My "miraculous" recovery from a 6-week coma through a skeptical and humanist lens, written by a writer published by Skeptical Inquirer and Free Inquiry. When I awoke, I could barely raise my head, and it has been a hard road back. I also aim to educate the public about covert cognition. Too many people who are still conscious are being dismissed as hopeless vegetables, as I was. As many as one in five people with consciousness disorders have covert cognition. For them, there is still hope.
Wednesday, May 6, 2015
Me do it!
When I was a toddler, I had one of those laces with plastic beads that were probably choking hazards, since this was back in the Paleolithic Era. The end had become frayed, probably because I had chewed on it. I couldn't get the bead on and got so frustrated that I was red in the face. My mother attempted to help, but I held the lace tight and said, "Me do it!" Eventually, after much jabbing, I succeeded.
That personality trait has served me well during my recovery. But the opposite tendency often pulls many of us into a negative feedback loop.
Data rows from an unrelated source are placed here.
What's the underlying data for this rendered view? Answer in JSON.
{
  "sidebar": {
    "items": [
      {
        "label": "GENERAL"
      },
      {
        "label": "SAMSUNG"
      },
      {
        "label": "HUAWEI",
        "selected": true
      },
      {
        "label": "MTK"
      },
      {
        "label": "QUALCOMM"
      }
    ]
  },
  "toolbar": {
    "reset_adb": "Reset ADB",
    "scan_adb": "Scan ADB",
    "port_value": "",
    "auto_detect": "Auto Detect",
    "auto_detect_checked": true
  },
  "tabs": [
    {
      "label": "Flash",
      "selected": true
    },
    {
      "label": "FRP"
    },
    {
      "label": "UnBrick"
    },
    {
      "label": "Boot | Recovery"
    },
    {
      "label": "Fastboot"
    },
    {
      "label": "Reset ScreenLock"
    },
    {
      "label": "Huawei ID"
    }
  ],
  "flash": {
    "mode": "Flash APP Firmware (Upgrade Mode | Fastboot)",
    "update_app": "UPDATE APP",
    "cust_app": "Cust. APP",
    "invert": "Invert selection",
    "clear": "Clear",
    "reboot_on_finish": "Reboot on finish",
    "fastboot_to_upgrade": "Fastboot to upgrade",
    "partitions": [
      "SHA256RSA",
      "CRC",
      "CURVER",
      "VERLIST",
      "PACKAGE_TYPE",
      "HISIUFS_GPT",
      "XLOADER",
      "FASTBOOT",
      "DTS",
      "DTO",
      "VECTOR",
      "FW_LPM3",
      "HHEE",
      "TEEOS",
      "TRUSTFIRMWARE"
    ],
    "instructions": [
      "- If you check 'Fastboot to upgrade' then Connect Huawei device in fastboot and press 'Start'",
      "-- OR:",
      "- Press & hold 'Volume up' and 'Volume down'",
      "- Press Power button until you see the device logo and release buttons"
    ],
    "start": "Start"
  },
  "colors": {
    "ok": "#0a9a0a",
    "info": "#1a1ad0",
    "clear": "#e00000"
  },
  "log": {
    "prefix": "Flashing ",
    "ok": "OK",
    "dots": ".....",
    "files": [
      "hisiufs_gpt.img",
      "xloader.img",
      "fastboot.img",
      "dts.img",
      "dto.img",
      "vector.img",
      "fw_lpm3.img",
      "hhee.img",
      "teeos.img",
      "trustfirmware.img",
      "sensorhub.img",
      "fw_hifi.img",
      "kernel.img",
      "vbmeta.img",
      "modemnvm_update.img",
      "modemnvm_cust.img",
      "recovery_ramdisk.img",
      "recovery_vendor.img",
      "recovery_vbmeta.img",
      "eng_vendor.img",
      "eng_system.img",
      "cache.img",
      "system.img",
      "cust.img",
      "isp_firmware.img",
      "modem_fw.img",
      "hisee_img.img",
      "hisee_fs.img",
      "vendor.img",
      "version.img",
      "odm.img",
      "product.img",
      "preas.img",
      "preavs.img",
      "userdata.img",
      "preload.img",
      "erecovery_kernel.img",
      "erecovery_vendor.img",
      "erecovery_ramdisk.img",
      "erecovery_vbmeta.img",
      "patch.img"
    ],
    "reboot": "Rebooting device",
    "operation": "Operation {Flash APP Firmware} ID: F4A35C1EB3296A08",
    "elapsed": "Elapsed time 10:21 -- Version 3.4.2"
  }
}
Learning why you have a problem, whether it's physical or mental, can be freeing. Certainly, when I was diagnosed with dermatomyositis, that knowledge was crucial. Before the advent of prednisone, DM was often fatal. The treatment I received after the diagnosis arrested my muscle damage and allowed my skin and muscles to begin the healing process.
My ADHD, on the other hand, is a more complicated issue. I've known since childhood that I had a severe case of ADHD. And, I was re-diagnosed in adulthood. Though that knowledge has helped me to work toward mitigating some of the unfortunate tendencies brought about by ADHD, I've too often let it be an excuse that instead held me back from achieving as much as I could. I can't help it because... That knowledge can make you feel like you're fighting against overwhelming odds. This is not just my foible; I've seen this phenomenon in many other people. It's a universal human weakness.
But I think instead of looking at these very real circumstances as excuses, people (myself included) need to start seeing them as the enemy. "How dare you tell me that I can't_____(fill in the blank). I'll show you!"
I never gave walking too much thought until the ability was taken away from me. The stubborn, persistent toddler in me wasn't about to let my body tell me I couldn't do something I've done since I was that age. Me do it!
There are less dramatic ways to defy your body and do what it's telling you is impossible. Yeah, maybe you can't ride on a stationary bike (which is what I use) for an hour. But you can do it for a minute. If you increase that by a minute a week, in sixty weeks you'll be riding for an hour.
I'm starting to sound a bit like a self-help guru. Actually, I think self-help should be just that. And you don't have to pay $500 for a seminar or a video series for that. That's not self-help; it's just surrendering yourself to a huckster who is helping his or her self to your hard-earned money. No, you need to literally help yourself. And all it requires is that you tell your personal challenges, "Me do it!"
Subscribe to: Post Comments (Atom)
Not a miracle recovery, but a miracle of modern medicine
In 2013 I fell into a six-week coma and nearly died after I contracted legionella. The Legionnaire's disease was in turn triggered by immunosuppression caused by the prednisone I was taking for my rare autoimmune disease, dermatomyositis.
I suffered a series of strokes on both sides of my brain when the sepsis caused my blood pressure to plummet. I fell into a deep coma. My kidneys and lungs began to fail, as my body was began dying one organ at a time. My doctors told my loved ones to give up hope for my full recovery. They expected me to die, and even if I somehow lived, I would remain a vegetable or at best left so hopelessly brain-damaged that I would never be same. But unbeknownst to them, while they were shining lights in my eyes and shaking their heads, I was telling them in my coma-dream--my secular version of a near-death experience--to leave me alone because I was trying to get back to sleep. I was experiencing what is known as covert cognition, the subject of my Skeptical Inquirer article "Covert Cognition: My So-Called Near-Death Experience," which appeared in their July/August issue.
But it wasn't a miracle--despite what so many continue to believe--that I recovered so fully. I owe my life not to God, but the miracles of modern medicine, as well as the nature of the watershed-area brain damage I suffered, as I detailed in my article and in this blog.
Post a Comment
Thank you for your comment!